  4. I was in Yellowstone in February of this year. I thought that most people were very respectful and by that I mean did not want the animals to become too familiar with humans, so that they might keep as much WILDNESS as possible.
    We were driving out of Lamar when we saw a pickup that had been driving very slowly speed up a bit when we came over the rise. When we got closer we could see that they had dropped something that looked like watermelon in the road probably to try to get the bison to come closer. I should have reported it to a ranger. Next time I will.
    Everyone disgustingly wants their moment of fame…


  5. Great post, Leslie. Definitely brought to mind the news story of the last couple of days of a bear that poked its head through a cat door. They owner of the house had been leaving out bird food, and even leaving his door open when he left the house. His videos have been seen all over (not sure about viral), and I have little doubt of a bad ending for the bears.


  6. Very thought provoking, and I think your questions about what is motivating people to take risks points in the right direction! And when people aggravate a wild animal and then the animal behaves “like an animal,” the poor creature is sometimes moved to another location, which could be stressful, or worse, euthanized. We’ve seen this happen when people interact too closely with bears or wild cats that come down into neighborhoods looking for water. You sure have raised my awareness in this area. I think it’s worth applying some pressure asking the different television and news agencies to reconsider paying for stupidity!


Leave a Reply

Fill in your details below or click an icon to log in:

WordPress.com Logo

You are commenting using your WordPress.com account. Log Out /  Change )

Facebook photo

You are commenting using your Facebook account. Log Out /  Change )

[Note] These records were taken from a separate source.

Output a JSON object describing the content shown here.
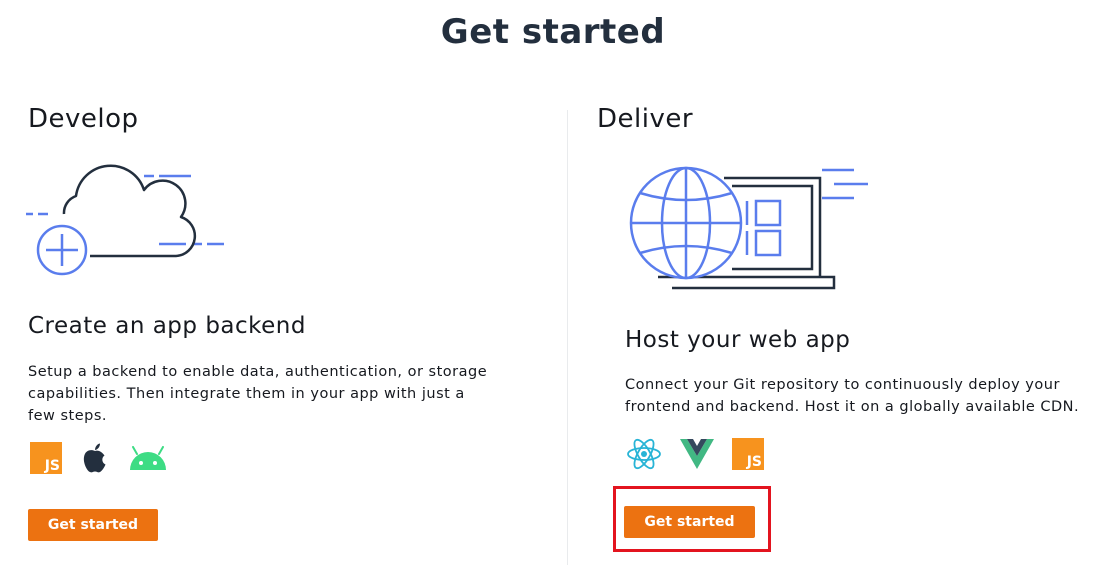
{
  "page": {
    "title": "Get started"
  },
  "develop": {
    "heading": "Develop",
    "card_title": "Create an app backend",
    "description_line1": "Setup a backend to enable data, authentication, or storage",
    "description_line2": "capabilities. Then integrate them in your app with just a",
    "description_line3": "few steps.",
    "platform_icons": [
      "javascript-icon",
      "apple-icon",
      "android-icon"
    ],
    "js_label": "JS",
    "button_label": "Get started"
  },
  "deliver": {
    "heading": "Deliver",
    "card_title": "Host your web app",
    "description_line1": "Connect your Git repository to continuously deploy your",
    "description_line2": "frontend and backend. Host it on a globally available CDN.",
    "framework_icons": [
      "react-icon",
      "vue-icon",
      "javascript-icon"
    ],
    "js_label": "JS",
    "button_label": "Get started"
  },
  "colors": {
    "accent_button": "#ec7211",
    "illustration_blue": "#5a7ded",
    "illustration_dark": "#232f3e",
    "highlight_red": "#e3141f",
    "js_orange": "#f7931e",
    "android_green": "#3ddc84",
    "react_blue": "#28b4d6",
    "vue_green": "#41b883",
    "vue_dark": "#35495e"
  }
}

Connecting to %s

This site uses Akismet to reduce spam. Learn how your comment data is processed.

%d bloggers like this: